Conventional shot domain migration constructs a subsurface image by combining the forward extrapolated down-going wavefield from a source location and reverse extrapolated up-going wavefield originating at the surface receiver positions. Similarly, sea surface related multiples can also be used for imaging the subsurface where the boundary data for the down-going and up-going wavefields are generated at the receiver locations via up-down wavefield separation. After up-down separation, the down-going and up-going wavefields act as the source and receiver surface wavefields and exist at the receiver positions.
Compared to primaries imaging, multiples imaging can help to enhance subsurface illumination in depth migration; because the source wavefield (down-going wavefield) of multiples imaging is more broadly distributed than the source wavefield of primaries imaging. More significantly, multiples imaging improves angular illumination by using additional source wavefield coverage.

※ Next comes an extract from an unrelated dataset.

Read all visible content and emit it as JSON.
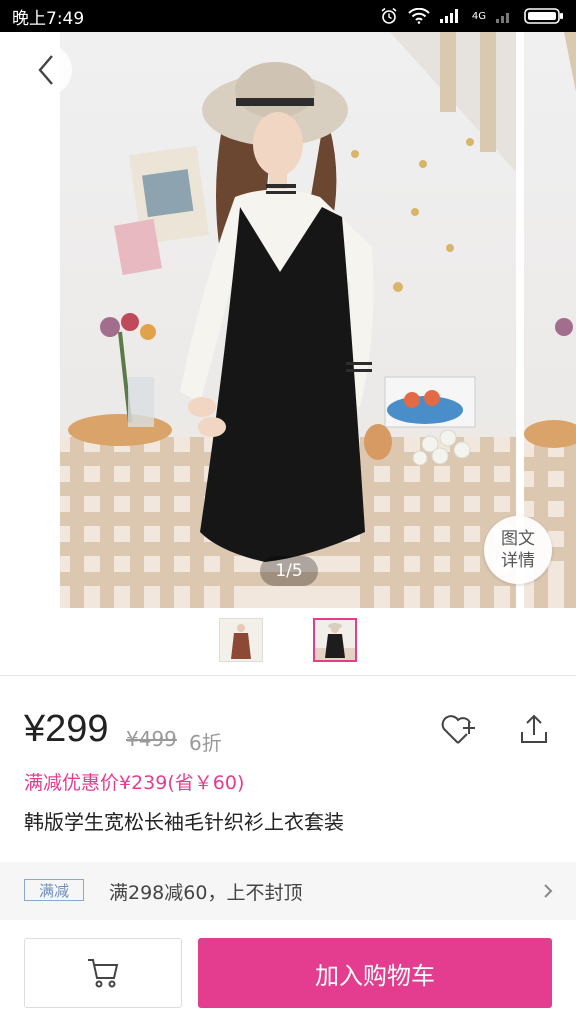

In this paper, 3D field data examples are used to compare imaging of primaries and imaging of multiples. A shallow water field data example shows the successful application of the technology to mitigate the acquisition footprint and generate very high resolution images. A deep water field data example demonstrates the opportunity of the technology to improving subsurface illumination and angular illumination when applied to wide azimuth acquisition. By enhancing subsurface illumination in depth migration, the technology has the potential of improving quality of subsurface reservoir characterization and reducing drilling hazard risks.